Exercise aim: Please copy, exactly and with no pictures, only the lines from the one containing "Serialize everything readable" through the last line of the records.

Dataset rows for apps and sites
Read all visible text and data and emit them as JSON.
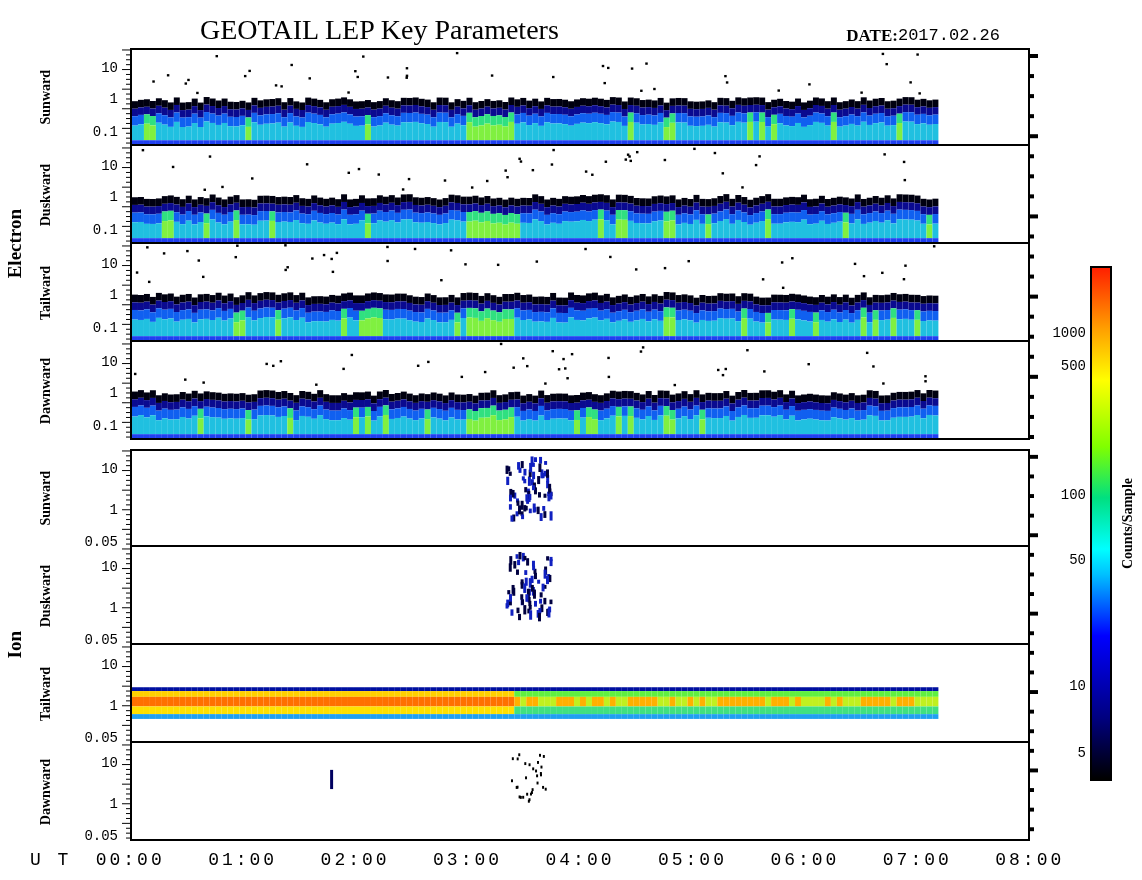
{
  "title": "GEOTAIL LEP Key Parameters",
  "date_label": "DATE:",
  "date_value": "2017.02.26",
  "groups": [
    {
      "name": "Electron",
      "panels": [
        {
          "direction": "Sunward",
          "kind": "electron",
          "yticks": [
            "10",
            "1",
            "0.1"
          ]
        },
        {
          "direction": "Duskward",
          "kind": "electron",
          "yticks": [
            "10",
            "1",
            "0.1"
          ]
        },
        {
          "direction": "Tailward",
          "kind": "electron",
          "yticks": [
            "10",
            "1",
            "0.1"
          ]
        },
        {
          "direction": "Dawnward",
          "kind": "electron",
          "yticks": [
            "10",
            "1",
            "0.1"
          ]
        }
      ]
    },
    {
      "name": "Ion",
      "panels": [
        {
          "direction": "Sunward",
          "kind": "burst",
          "yticks": [
            "10",
            "1",
            "0.05"
          ]
        },
        {
          "direction": "Duskward",
          "kind": "burst",
          "yticks": [
            "10",
            "1",
            "0.05"
          ]
        },
        {
          "direction": "Tailward",
          "kind": "band",
          "yticks": [
            "10",
            "1",
            "0.05"
          ]
        },
        {
          "direction": "Dawnward",
          "kind": "sparse",
          "yticks": [
            "10",
            "1",
            "0.05"
          ]
        }
      ]
    }
  ],
  "colorbar": {
    "label": "Counts/Sample",
    "ticks": [
      "1000",
      "500",
      "100",
      "50",
      "10",
      "5"
    ]
  },
  "time_axis": {
    "label": "U T",
    "ticks": [
      "00:00",
      "01:00",
      "02:00",
      "03:00",
      "04:00",
      "05:00",
      "06:00",
      "07:00",
      "08:00"
    ]
  }
}
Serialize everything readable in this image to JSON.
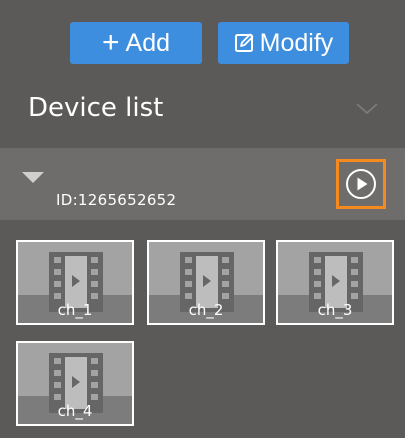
{
  "toolbar": {
    "add_label": "Add",
    "modify_label": "Modify"
  },
  "device_list": {
    "title": "Device list"
  },
  "device": {
    "id_text": "ID:1265652652"
  },
  "channels": [
    {
      "label": "ch_1"
    },
    {
      "label": "ch_2"
    },
    {
      "label": "ch_3"
    },
    {
      "label": "ch_4"
    }
  ],
  "colors": {
    "button_blue": "#3e8ee0",
    "highlight_orange": "#f58a1f",
    "background": "#5b5a58"
  },
  "icons": {
    "add": "plus-icon",
    "modify": "edit-icon",
    "collapse": "chevron-down-icon",
    "expand": "triangle-down-icon",
    "play": "play-circle-icon",
    "channel": "film-play-icon"
  }
}
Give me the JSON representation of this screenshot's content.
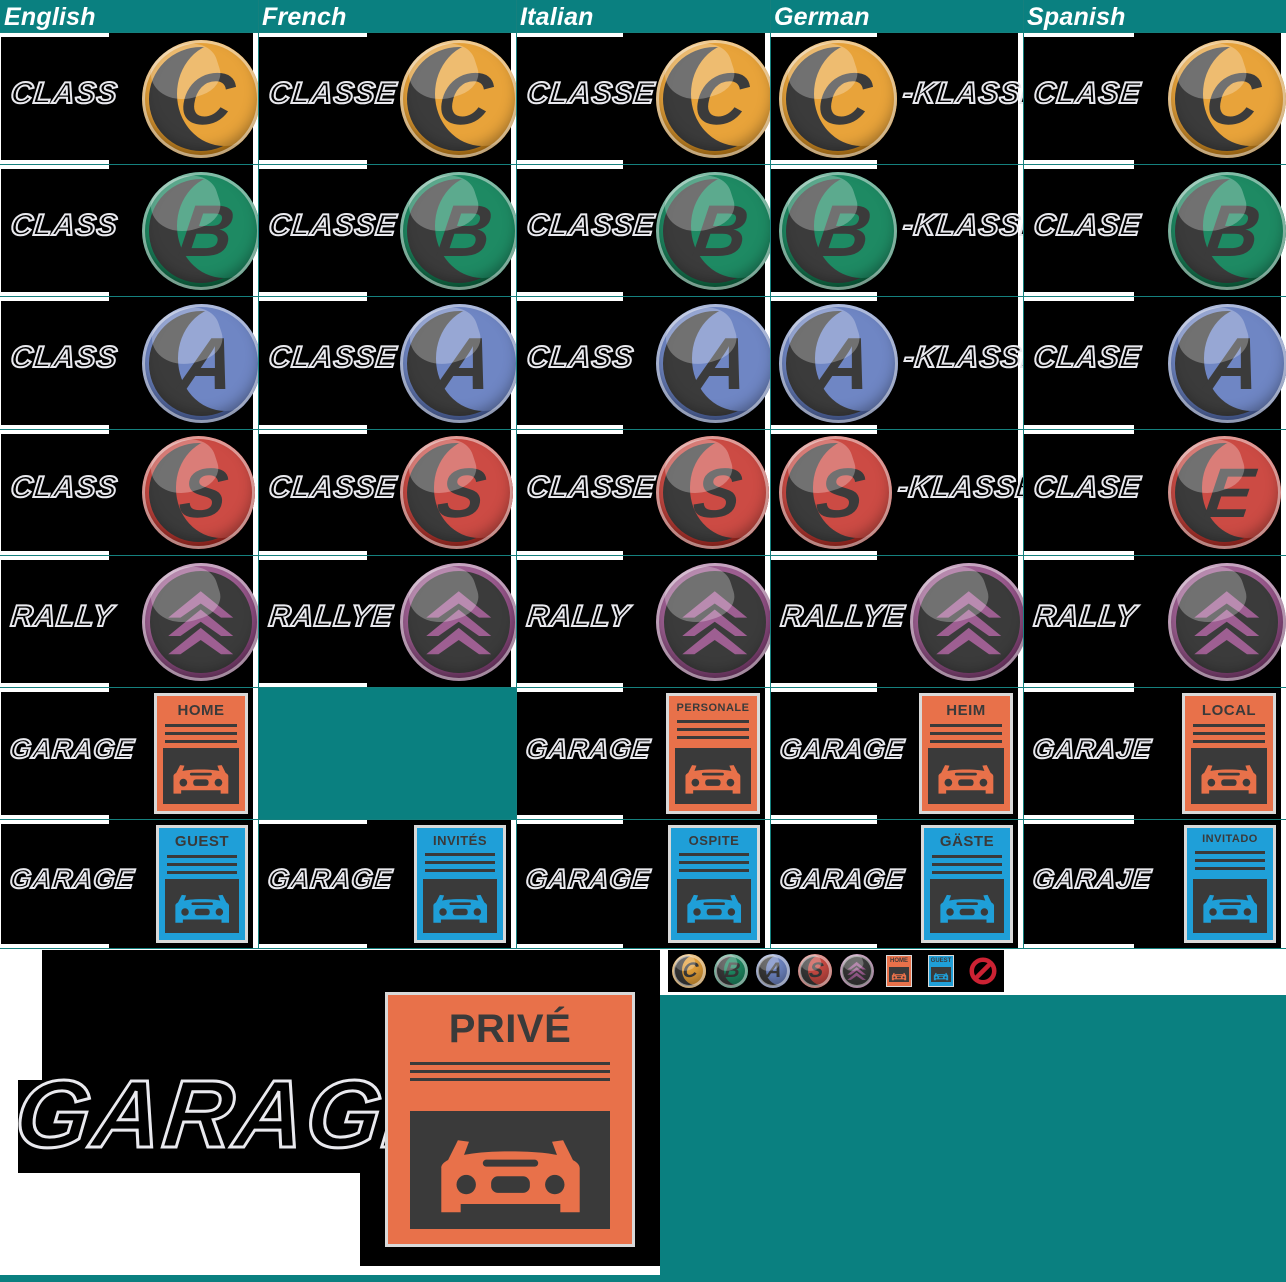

Solution for this exercise:
Serialize everything readable in this image to JSON.
{
  "toolbar": {
    "add_label": "Add",
    "modify_label": "Modify"
  },
  "device_list": {
    "title": "Device list"
  },
  "device": {
    "id_text": "ID:1265652652"
  },
  "channels": [
    {
      "label": "ch_1"
    },
    {
      "label": "ch_2"
    },
    {
      "label": "ch_3"
    },
    {
      "label": "ch_4"
    }
  ],
  "colors": {
    "button_blue": "#3e8ee0",
    "highlight_orange": "#f58a1f",
    "background": "#5b5a58"
  },
  "icons": {
    "add": "plus-icon",
    "modify": "edit-icon",
    "collapse": "chevron-down-icon",
    "expand": "triangle-down-icon",
    "play": "play-circle-icon",
    "channel": "film-play-icon"
  }
}
Give me the JSON representation of this screenshot's content.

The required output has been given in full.